Du Bois’s classes fixed black Americans firmly within diasporic history and his vision for a socialist future. He offered a course on Reconstruction based on his famous text Black Reconstruction that analyzed the post–Civil War period via a Marxist lens. In it, he argued that Reconstruction was a missed opportunity because it was the first instance that white and black workers worked in solidarity to challenge the ruling classes. His course looked at Radical Reconstruction as a “democratic revolution” that was undermined by “monopoly capitalism” and an alliance of Northern capitalist interests and southern elites. Du Bois brought this vision of cross-racial solidarity to his students as an example of the action needed for the future socialist state. He, like other black Americans, was often skeptical of Communists because of their emphasis on industrial workers as the vanguard of revolution, a mostly white group, and the failure of white radicals to confront their own racism. Du Bois instead argued that the socialist revolution required cross-racial solidarity against capitalist interests. Du Bois insisted that traditional Marxist economic theory needed to integrate a social component that recognized that socialism could not be realized by a white racist working class, nor would socialism eradicate racist sensibilities. To foment socialist revolution, an anti-racist consciousness was a prerequisite.

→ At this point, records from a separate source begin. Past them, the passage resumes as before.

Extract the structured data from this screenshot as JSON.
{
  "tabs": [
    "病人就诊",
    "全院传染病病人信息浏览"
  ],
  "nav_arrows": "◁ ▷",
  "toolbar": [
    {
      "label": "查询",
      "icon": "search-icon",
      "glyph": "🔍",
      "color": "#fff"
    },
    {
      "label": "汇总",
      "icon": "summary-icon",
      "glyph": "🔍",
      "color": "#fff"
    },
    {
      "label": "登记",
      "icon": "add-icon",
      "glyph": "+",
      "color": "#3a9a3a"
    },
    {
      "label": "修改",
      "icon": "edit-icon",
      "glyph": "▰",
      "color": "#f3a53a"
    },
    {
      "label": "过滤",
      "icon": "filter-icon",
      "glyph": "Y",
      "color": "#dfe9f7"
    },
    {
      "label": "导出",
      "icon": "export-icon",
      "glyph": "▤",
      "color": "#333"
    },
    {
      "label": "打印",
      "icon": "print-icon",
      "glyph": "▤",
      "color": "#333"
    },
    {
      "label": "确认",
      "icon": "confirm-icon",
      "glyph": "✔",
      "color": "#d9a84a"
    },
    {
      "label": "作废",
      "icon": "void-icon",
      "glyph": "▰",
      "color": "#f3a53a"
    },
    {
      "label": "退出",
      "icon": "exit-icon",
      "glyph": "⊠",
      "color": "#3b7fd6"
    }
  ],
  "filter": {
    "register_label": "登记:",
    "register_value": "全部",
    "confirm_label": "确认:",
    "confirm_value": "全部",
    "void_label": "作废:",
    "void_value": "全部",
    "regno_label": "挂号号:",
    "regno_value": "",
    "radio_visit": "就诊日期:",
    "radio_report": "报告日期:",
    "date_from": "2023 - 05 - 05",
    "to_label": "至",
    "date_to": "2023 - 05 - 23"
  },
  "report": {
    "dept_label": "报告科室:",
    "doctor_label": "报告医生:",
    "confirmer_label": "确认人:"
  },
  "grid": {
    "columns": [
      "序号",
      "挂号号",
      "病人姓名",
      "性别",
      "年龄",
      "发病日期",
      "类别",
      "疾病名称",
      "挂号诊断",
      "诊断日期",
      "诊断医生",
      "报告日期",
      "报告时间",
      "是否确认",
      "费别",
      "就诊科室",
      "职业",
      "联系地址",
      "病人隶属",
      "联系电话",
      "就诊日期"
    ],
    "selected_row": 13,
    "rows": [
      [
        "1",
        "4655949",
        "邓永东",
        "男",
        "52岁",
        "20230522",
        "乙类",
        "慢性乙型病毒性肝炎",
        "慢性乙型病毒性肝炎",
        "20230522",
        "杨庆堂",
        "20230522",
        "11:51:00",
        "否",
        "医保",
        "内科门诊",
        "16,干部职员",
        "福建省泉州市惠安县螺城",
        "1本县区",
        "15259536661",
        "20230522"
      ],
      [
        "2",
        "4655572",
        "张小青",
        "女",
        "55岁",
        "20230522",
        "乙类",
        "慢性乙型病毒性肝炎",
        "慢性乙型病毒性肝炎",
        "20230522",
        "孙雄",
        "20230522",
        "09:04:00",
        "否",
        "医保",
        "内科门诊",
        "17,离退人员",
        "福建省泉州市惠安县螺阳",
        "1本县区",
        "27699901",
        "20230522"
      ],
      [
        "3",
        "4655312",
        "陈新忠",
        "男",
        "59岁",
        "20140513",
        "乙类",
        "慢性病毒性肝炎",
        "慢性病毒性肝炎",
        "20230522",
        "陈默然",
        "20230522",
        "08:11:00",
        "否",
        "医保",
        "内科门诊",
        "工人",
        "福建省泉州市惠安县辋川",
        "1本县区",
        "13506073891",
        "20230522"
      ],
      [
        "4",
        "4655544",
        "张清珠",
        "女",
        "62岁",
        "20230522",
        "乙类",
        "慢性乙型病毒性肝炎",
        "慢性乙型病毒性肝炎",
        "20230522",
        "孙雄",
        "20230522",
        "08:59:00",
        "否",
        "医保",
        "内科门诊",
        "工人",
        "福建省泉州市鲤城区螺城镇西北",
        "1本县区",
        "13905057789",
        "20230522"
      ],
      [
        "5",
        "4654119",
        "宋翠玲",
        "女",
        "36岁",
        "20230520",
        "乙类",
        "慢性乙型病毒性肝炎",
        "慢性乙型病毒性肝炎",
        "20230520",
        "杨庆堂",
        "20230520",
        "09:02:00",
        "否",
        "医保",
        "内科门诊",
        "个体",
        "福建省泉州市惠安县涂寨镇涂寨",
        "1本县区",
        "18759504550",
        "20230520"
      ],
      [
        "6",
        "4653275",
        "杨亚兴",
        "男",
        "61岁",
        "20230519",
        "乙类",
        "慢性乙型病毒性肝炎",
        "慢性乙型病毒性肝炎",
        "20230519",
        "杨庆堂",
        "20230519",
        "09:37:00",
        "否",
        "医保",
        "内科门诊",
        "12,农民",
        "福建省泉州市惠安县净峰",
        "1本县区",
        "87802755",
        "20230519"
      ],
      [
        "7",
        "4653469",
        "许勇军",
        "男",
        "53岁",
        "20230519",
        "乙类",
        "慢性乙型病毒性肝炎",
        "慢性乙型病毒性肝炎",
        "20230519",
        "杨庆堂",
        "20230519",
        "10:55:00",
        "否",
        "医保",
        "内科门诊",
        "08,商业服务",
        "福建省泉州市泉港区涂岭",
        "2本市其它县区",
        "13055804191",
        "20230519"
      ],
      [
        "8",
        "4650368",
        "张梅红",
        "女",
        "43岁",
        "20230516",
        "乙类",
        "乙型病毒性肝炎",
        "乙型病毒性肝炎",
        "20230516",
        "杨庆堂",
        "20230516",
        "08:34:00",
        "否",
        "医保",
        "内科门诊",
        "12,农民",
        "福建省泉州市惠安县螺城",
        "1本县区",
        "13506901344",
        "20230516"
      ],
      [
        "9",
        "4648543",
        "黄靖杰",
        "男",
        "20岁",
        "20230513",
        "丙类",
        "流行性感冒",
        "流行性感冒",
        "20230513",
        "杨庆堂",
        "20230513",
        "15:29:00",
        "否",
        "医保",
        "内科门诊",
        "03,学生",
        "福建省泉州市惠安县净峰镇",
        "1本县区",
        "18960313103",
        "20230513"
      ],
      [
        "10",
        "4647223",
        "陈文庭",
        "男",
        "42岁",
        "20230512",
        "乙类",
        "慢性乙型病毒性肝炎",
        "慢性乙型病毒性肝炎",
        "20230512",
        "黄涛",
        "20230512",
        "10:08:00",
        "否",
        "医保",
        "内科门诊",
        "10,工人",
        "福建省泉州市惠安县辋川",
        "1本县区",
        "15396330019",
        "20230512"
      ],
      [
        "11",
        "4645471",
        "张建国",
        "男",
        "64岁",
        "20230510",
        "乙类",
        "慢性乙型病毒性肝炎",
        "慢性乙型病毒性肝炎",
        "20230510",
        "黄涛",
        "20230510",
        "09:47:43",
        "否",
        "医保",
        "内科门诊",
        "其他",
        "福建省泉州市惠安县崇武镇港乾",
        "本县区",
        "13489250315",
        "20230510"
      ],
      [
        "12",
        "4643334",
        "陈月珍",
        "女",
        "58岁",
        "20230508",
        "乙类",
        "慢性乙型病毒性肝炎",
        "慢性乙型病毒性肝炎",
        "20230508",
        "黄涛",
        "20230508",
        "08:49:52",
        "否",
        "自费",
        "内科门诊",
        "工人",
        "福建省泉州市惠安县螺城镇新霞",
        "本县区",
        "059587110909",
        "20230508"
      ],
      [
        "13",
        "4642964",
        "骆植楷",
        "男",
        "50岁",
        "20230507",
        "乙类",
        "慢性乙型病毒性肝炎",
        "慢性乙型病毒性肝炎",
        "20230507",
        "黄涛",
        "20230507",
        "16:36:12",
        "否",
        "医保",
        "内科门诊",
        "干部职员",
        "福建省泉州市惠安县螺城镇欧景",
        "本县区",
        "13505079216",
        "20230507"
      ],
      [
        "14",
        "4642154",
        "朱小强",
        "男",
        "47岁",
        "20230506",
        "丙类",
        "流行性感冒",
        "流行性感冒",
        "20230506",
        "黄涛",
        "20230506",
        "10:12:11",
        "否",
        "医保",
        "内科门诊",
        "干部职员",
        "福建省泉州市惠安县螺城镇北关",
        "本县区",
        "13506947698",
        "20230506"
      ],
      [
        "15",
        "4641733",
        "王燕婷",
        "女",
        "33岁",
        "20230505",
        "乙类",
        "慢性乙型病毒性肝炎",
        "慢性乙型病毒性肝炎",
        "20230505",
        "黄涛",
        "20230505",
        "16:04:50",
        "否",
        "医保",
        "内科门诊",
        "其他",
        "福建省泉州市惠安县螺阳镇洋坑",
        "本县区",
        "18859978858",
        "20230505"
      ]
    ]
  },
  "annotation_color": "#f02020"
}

As an avowedly Marxist institution, the Jefferson School became a target of anti-communist legislation. In 1953, the school was ordered to register as a subversive organization under the McCarren Internal Security Act. School officials immediately appealed the decision to the Subversive Activity Control Board (SACB). In 1954, it lost its appeal, and its already declining student numbers plummeted further. Du Bois taught his last class at the Jefferson School during its last semester in the fall 1956. The course, titled The History of the African Slave Trade, was an examination of the slave institution as a bulwark for capitalist global domination. His exam answer sheet reveals the preeminence of Marxist interpretation in Du Bois’s scholarship and teaching. Exam questions focused on war as a capitalist tool to ensure global white supremacy, forced military service of the working poor, and the exploitation of non-white populations. Students were meant to draw the conclusion that it was only under communism that emancipation and freedom could truly be obtained for workers, women, and colonized peoples.

The Jefferson School’s legal fees and declining enrollment forced it to close at the end of the fall semester. Its original mission was not only to educate cadre in Marxist theory, students were expected to take that education into the street in mass actions including protests and political organizing. This mission resonated with Du Bois’s goal to create interracial solidarity for an equitable future. The Jefferson School provided him the opportunity to bring that sentiment to the masses and, more important, to fix Africa and black Americans in the vision for a socialist future predicated on the unity of all the oppressed.